Feeding Rumensin® can be a tool to improve feed efficiency with minimal effects on milk fat concentration. However, feeding Rumensin® along with too much RAFA can decrease milk fat even more than feeding too much oil or Rumensin® by themselves (Alzahal et al., 2008).

There are numerous feeding management and cow environmental factors that can alter the rumen environment which include: feeding accuracy/consistency, feed sorting, feeding frequency, feed bunk space, stocking density, heat stress, and cow comfort. In a field study conducted in New York State and Vermont from 44 commercial dairy farms, it was observed that herds with higher milk fat tended to feed more frequently, have greater bunk space, and lower stocking density (Woolpert et al., 2016). Ration nutrient concentrations were not greatly different between the higher milk fat herds versus the lower milk fat herds (Woolpert et al., 2016).
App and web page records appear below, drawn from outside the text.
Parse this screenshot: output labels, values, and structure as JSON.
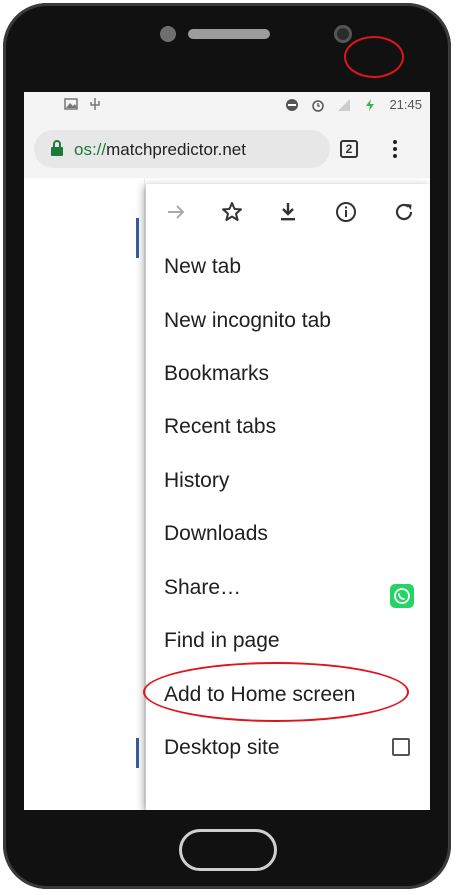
{
  "status_bar": {
    "time": "21:45"
  },
  "browser": {
    "url_scheme": "os://",
    "url_host": "matchpredictor.net",
    "tab_count": "2"
  },
  "menu": {
    "icons": [
      "forward-icon",
      "bookmark-star-icon",
      "download-icon",
      "info-icon",
      "refresh-icon"
    ],
    "items": [
      {
        "label": "New tab"
      },
      {
        "label": "New incognito tab"
      },
      {
        "label": "Bookmarks"
      },
      {
        "label": "Recent tabs"
      },
      {
        "label": "History"
      },
      {
        "label": "Downloads"
      },
      {
        "label": "Share…"
      },
      {
        "label": "Find in page"
      },
      {
        "label": "Add to Home screen"
      },
      {
        "label": "Desktop site"
      }
    ]
  },
  "colors": {
    "highlight_ring": "#e0151b",
    "whatsapp": "#25d366",
    "secure": "#1e7a3a"
  }
}
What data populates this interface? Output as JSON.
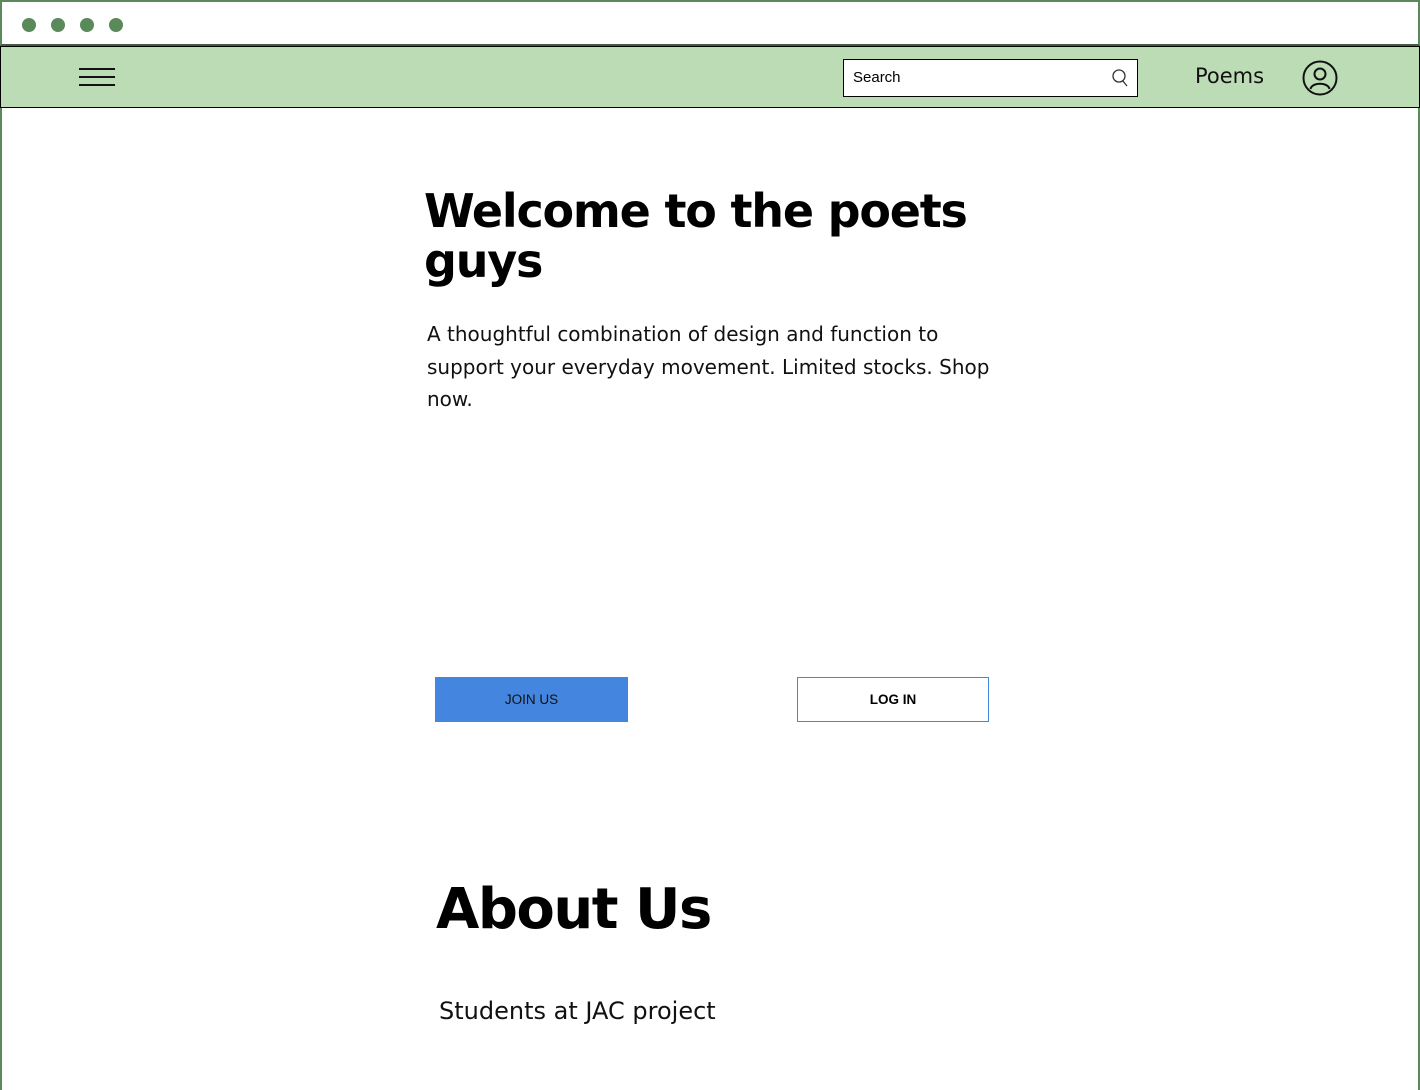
{
  "window": {
    "dots": [
      "window-dot",
      "window-dot",
      "window-dot",
      "window-dot"
    ]
  },
  "navbar": {
    "search_placeholder": "Search",
    "poems_label": "Poems",
    "menu_icon": "hamburger-menu-icon",
    "search_icon": "search-icon",
    "account_icon": "user-account-icon"
  },
  "hero": {
    "title": "Welcome to the poets guys",
    "description": "A thoughtful combination of design and function to support your everyday movement. Limited stocks. Shop now.",
    "join_label": "JOIN US",
    "login_label": "LOG IN"
  },
  "about": {
    "title": "About Us",
    "text": "Students at JAC project"
  },
  "colors": {
    "frame": "#5a8a5a",
    "navbar_bg": "#bcdcb6",
    "primary_button": "#4485e0",
    "window_dot": "#5a8a5a"
  }
}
To minimize the risk for milk fat depression, consider the following management/nutritional guidelines.
I. Management
1) Provide heat stress abatement in the summer such as shade, fans and sprinklers in the holding area and feed bunk line.
2) Optimize free stall space, bedding management, and neck rail placement to encourage stall use and cow comfort.
3) Avoid free stall barn overcrowding (if possible, avoid much more than 105-110% stocking density).
4) Supply plenty of bunk space (24-30 inches/cow).
5) Feeding frequency:
a. Free stall barns (TMR Feeding) – Consider mixing and feeding twice daily to minimize the effects of cows sorting and “slugging” concentrate. Push-up often during the first 2 hours after each feeding (once every 30 minutes).
b. Tie Stall Barns (Component Fed) – Consider feeding grain 3 to 4 times/day. Offer hay or balage an hour or two before each grain feeding.
6) Conduct regular TMR mixing audits
a. Make sure scales are accurate when the mixer is full and empty.
b. Replace mixer knives as often as needed to ensure adequate and consistent processing of long particle forages.
c. Evaluate the sequence of adding ingredients and mixing time to ensure a uniformly mixed TMR from the beginning to the end
of the mix.
d. Consider adding water if the TMR moisture is below 45% (48-50% moisture is ideal) to minimize feed sorting.
e. Take TMR samples often (monthly) to confirm that the ration “on paper” is close to the ration delivered.
f. Evaluate TMR particle size using the Penn State particle size separator to ensure the ration is supplying enough “effective fiber”
but not too much “long fiber” that can be sorted.
7) Avoid feeding moldy/spoiled/heating feeds that may contain high levels of yeast and mycotoxins.
II. Nutrition
1) Starch – Maintain starch levels between 22 – 28%. If the starch source is from a well processed and fermented corn silage,
snaplage and HM corn, ration starch concentration may need to be kept in the lower 20’s %. If the starch source is from poorly
processed and less well-fermented corn silage and grains, higher starch levels can be tolerated even exceeding 28% in some cases.
2) NDF/NDF from forage – To maintain a good rumen “mat” for optimal digestion and cud-chewing maintain 28 – 32% NDF and
20 – 26% NDF from forage.
3) Rumen active fatty acids (RAFA) – Have your nutritionist monitor RAFA levels in rations to avoid more than 400 grams.
4) Mineral/electrolyte balance – Make sure ration minerals are balanced properly to meet the cow’s requirements and provide
the buffering capacity to the ration especially during the summer. AK

*References available upon request.